### Exercise description
The answer should be a faithful retyping of the records that follow, pictures excluded.

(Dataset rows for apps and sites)
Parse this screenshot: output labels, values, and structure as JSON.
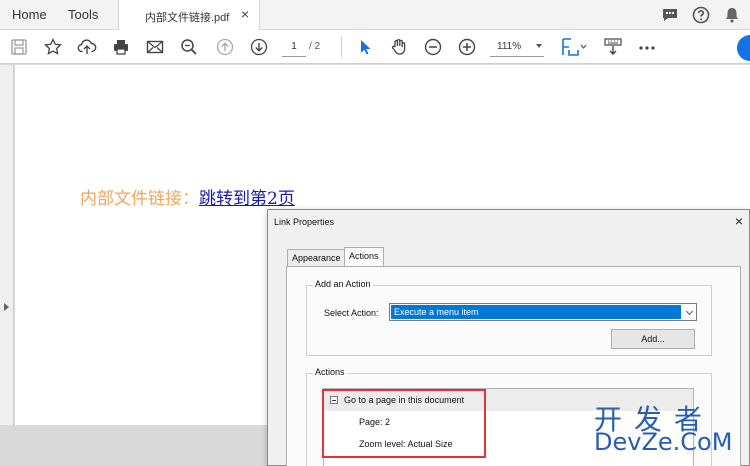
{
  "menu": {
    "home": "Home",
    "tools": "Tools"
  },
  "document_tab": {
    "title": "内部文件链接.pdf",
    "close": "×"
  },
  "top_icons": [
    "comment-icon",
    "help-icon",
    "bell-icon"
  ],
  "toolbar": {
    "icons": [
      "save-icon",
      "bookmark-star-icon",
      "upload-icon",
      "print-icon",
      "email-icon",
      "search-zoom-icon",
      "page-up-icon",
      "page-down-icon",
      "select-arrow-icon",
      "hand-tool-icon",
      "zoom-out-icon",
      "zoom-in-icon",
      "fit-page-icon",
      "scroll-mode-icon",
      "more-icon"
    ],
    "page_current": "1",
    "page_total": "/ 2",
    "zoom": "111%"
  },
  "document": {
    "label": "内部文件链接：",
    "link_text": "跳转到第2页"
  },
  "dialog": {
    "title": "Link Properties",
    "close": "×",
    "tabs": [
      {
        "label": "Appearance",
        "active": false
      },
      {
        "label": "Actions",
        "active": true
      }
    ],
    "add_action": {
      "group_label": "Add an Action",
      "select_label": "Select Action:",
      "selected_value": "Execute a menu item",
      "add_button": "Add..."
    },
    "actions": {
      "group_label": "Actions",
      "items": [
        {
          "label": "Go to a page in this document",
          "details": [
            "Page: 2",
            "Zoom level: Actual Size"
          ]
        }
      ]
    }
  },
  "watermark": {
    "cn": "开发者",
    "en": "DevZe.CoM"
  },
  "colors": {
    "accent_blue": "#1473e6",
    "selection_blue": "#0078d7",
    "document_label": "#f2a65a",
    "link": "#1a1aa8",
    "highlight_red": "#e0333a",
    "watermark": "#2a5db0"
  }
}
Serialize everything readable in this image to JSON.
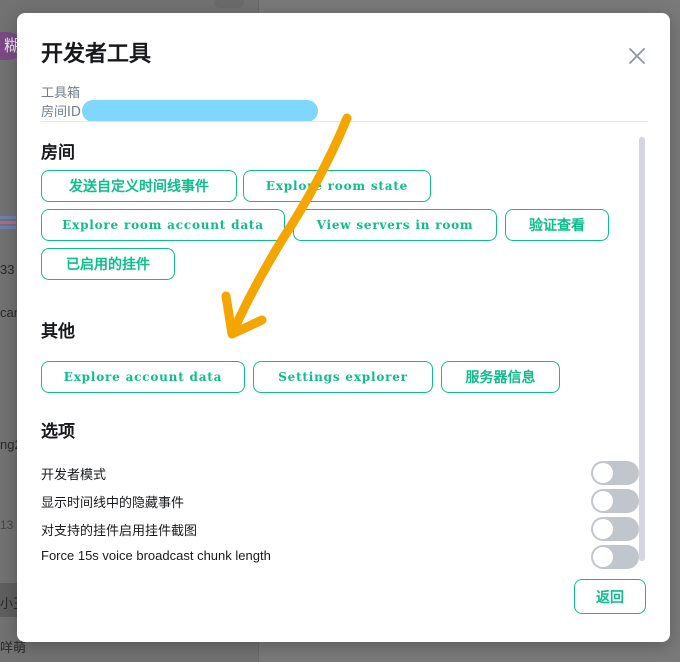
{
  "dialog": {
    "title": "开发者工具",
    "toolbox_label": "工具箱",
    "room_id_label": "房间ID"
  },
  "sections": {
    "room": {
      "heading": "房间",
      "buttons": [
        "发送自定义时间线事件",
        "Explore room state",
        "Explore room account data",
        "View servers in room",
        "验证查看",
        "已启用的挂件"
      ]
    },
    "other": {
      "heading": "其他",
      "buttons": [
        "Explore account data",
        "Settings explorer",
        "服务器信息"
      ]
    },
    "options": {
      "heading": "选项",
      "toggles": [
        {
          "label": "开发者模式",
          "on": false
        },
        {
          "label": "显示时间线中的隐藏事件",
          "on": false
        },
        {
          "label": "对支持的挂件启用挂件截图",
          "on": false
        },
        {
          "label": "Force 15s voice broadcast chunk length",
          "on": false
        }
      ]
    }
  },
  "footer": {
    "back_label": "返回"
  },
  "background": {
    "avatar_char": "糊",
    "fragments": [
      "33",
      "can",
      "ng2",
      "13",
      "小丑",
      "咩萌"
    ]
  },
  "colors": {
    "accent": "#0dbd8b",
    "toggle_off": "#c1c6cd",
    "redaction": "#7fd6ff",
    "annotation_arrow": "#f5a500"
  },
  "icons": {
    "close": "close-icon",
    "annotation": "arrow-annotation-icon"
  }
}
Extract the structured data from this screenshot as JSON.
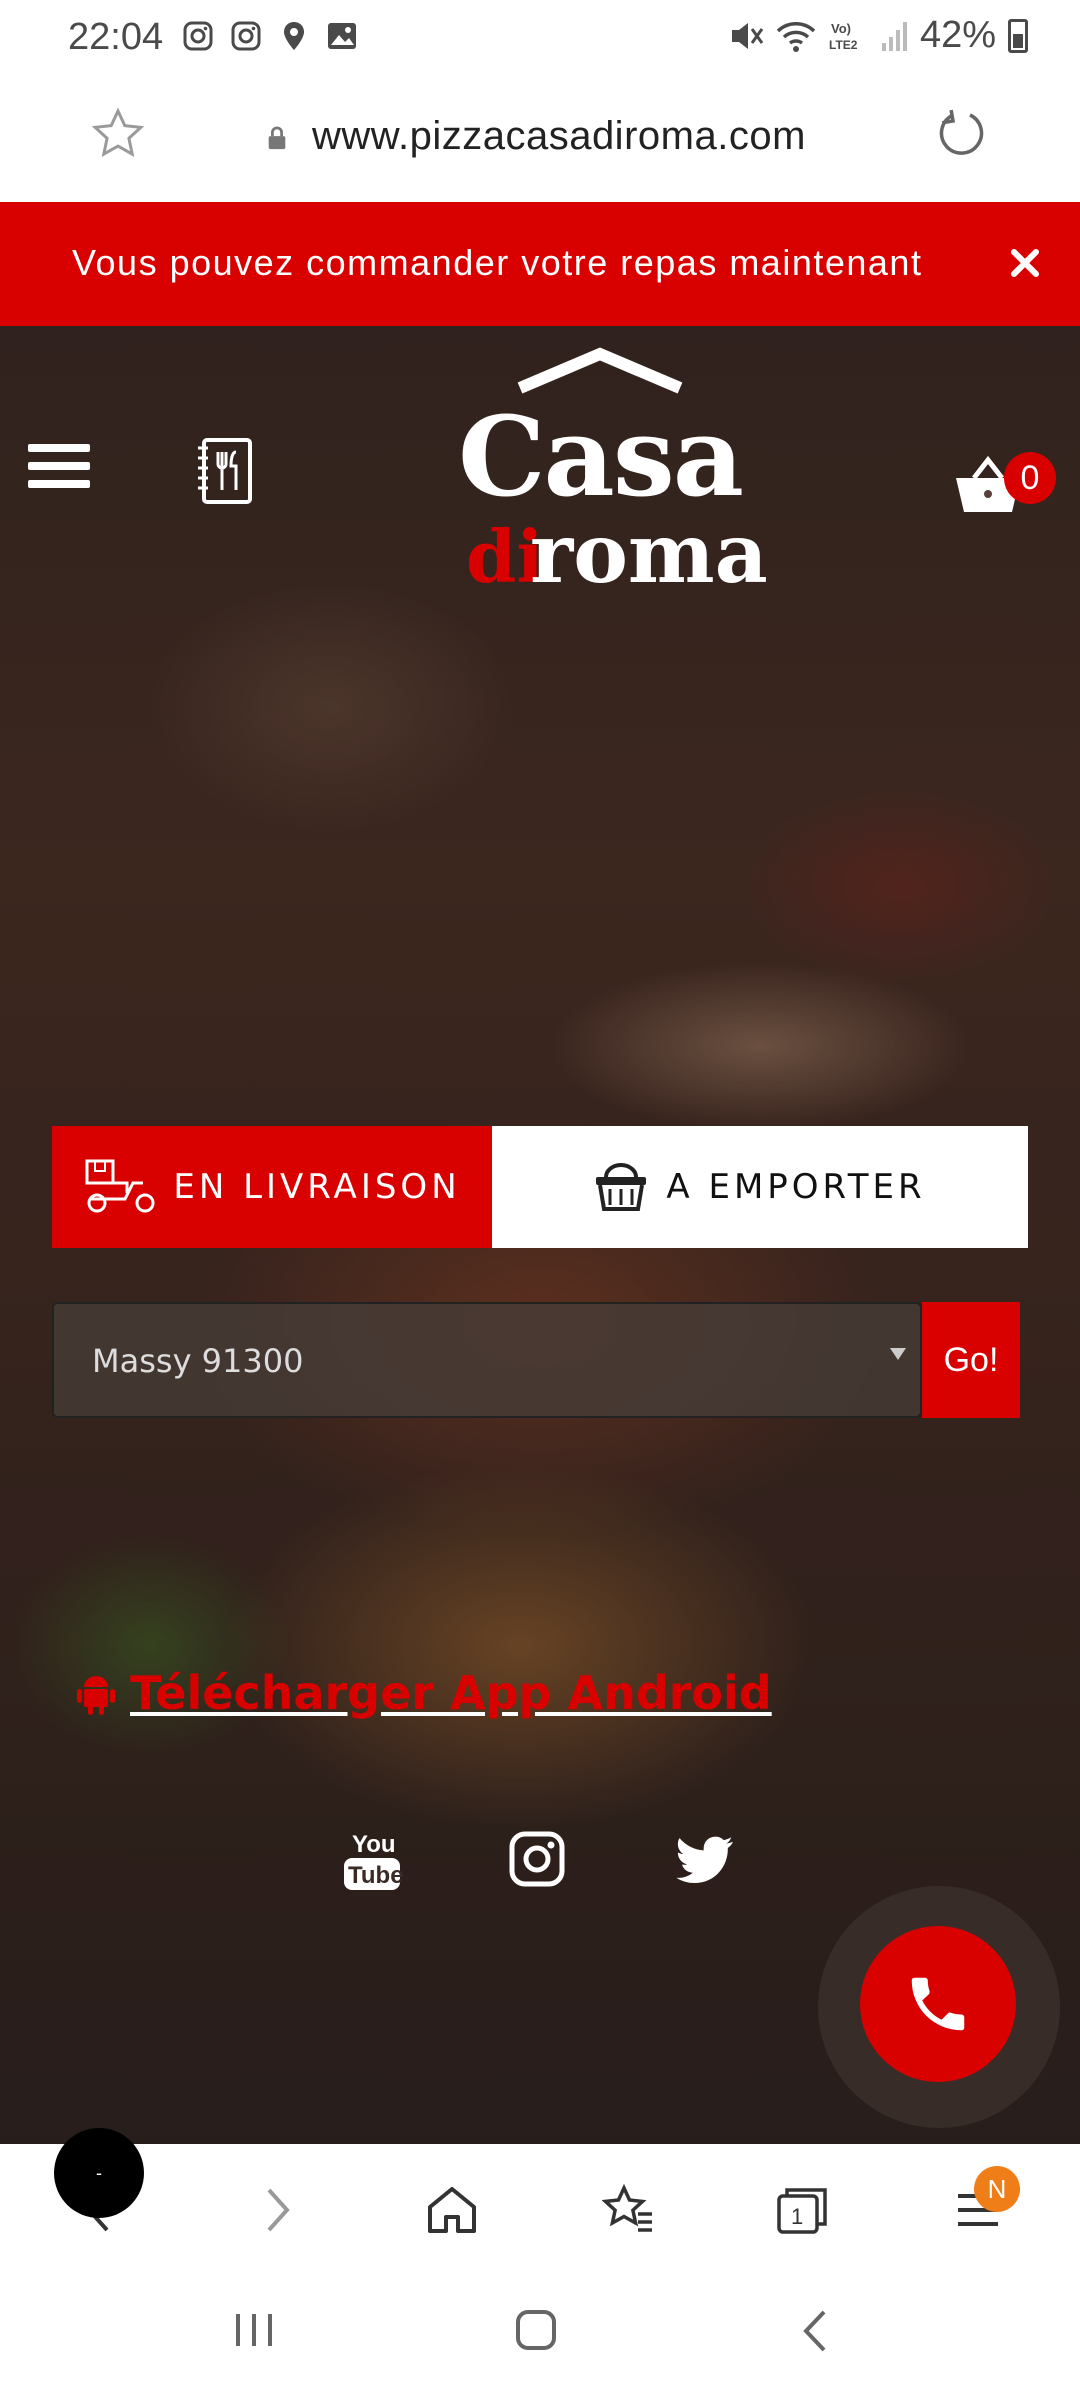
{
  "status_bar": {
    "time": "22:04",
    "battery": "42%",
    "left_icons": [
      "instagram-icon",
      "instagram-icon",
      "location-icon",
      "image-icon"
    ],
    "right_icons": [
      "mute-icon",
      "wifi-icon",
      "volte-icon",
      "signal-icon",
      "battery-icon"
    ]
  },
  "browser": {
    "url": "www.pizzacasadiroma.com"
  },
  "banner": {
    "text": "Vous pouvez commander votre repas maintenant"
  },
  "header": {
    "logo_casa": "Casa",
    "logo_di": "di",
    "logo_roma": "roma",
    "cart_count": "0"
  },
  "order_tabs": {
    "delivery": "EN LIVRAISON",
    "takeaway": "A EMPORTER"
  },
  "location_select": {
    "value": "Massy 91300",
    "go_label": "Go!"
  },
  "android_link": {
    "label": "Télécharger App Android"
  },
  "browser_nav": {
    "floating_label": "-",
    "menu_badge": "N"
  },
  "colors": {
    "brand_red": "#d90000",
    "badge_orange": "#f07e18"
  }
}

### Exercise output
Parse this screenshot: output labels, values, and structure as JSON.
{
  "menu": {
    "home": "Home",
    "tools": "Tools"
  },
  "document_tab": {
    "title": "内部文件链接.pdf",
    "close": "×"
  },
  "top_icons": [
    "comment-icon",
    "help-icon",
    "bell-icon"
  ],
  "toolbar": {
    "icons": [
      "save-icon",
      "bookmark-star-icon",
      "upload-icon",
      "print-icon",
      "email-icon",
      "search-zoom-icon",
      "page-up-icon",
      "page-down-icon",
      "select-arrow-icon",
      "hand-tool-icon",
      "zoom-out-icon",
      "zoom-in-icon",
      "fit-page-icon",
      "scroll-mode-icon",
      "more-icon"
    ],
    "page_current": "1",
    "page_total": "/ 2",
    "zoom": "111%"
  },
  "document": {
    "label": "内部文件链接：",
    "link_text": "跳转到第2页"
  },
  "dialog": {
    "title": "Link Properties",
    "close": "×",
    "tabs": [
      {
        "label": "Appearance",
        "active": false
      },
      {
        "label": "Actions",
        "active": true
      }
    ],
    "add_action": {
      "group_label": "Add an Action",
      "select_label": "Select Action:",
      "selected_value": "Execute a menu item",
      "add_button": "Add..."
    },
    "actions": {
      "group_label": "Actions",
      "items": [
        {
          "label": "Go to a page in this document",
          "details": [
            "Page: 2",
            "Zoom level: Actual Size"
          ]
        }
      ]
    }
  },
  "watermark": {
    "cn": "开发者",
    "en": "DevZe.CoM"
  },
  "colors": {
    "accent_blue": "#1473e6",
    "selection_blue": "#0078d7",
    "document_label": "#f2a65a",
    "link": "#1a1aa8",
    "highlight_red": "#e0333a",
    "watermark": "#2a5db0"
  }
}
Serialize everything readable in this image to JSON.
{
  "dialog": {
    "title": "开发者工具",
    "toolbox_label": "工具箱",
    "room_id_label": "房间ID"
  },
  "sections": {
    "room": {
      "heading": "房间",
      "buttons": [
        "发送自定义时间线事件",
        "Explore room state",
        "Explore room account data",
        "View servers in room",
        "验证查看",
        "已启用的挂件"
      ]
    },
    "other": {
      "heading": "其他",
      "buttons": [
        "Explore account data",
        "Settings explorer",
        "服务器信息"
      ]
    },
    "options": {
      "heading": "选项",
      "toggles": [
        {
          "label": "开发者模式",
          "on": false
        },
        {
          "label": "显示时间线中的隐藏事件",
          "on": false
        },
        {
          "label": "对支持的挂件启用挂件截图",
          "on": false
        },
        {
          "label": "Force 15s voice broadcast chunk length",
          "on": false
        }
      ]
    }
  },
  "footer": {
    "back_label": "返回"
  },
  "background": {
    "avatar_char": "糊",
    "fragments": [
      "33",
      "can",
      "ng2",
      "13",
      "小丑",
      "咩萌"
    ]
  },
  "colors": {
    "accent": "#0dbd8b",
    "toggle_off": "#c1c6cd",
    "redaction": "#7fd6ff",
    "annotation_arrow": "#f5a500"
  },
  "icons": {
    "close": "close-icon",
    "annotation": "arrow-annotation-icon"
  }
}
Extract the structured data from this screenshot as JSON.
{
  "status_bar": {
    "time": "22:04",
    "battery": "42%",
    "left_icons": [
      "instagram-icon",
      "instagram-icon",
      "location-icon",
      "image-icon"
    ],
    "right_icons": [
      "mute-icon",
      "wifi-icon",
      "volte-icon",
      "signal-icon",
      "battery-icon"
    ]
  },
  "browser": {
    "url": "www.pizzacasadiroma.com"
  },
  "banner": {
    "text": "Vous pouvez commander votre repas maintenant"
  },
  "header": {
    "logo_casa": "Casa",
    "logo_di": "di",
    "logo_roma": "roma",
    "cart_count": "0"
  },
  "order_tabs": {
    "delivery": "EN LIVRAISON",
    "takeaway": "A EMPORTER"
  },
  "location_select": {
    "value": "Massy 91300",
    "go_label": "Go!"
  },
  "android_link": {
    "label": "Télécharger App Android"
  },
  "browser_nav": {
    "floating_label": "-",
    "menu_badge": "N"
  },
  "colors": {
    "brand_red": "#d90000",
    "badge_orange": "#f07e18"
  }
}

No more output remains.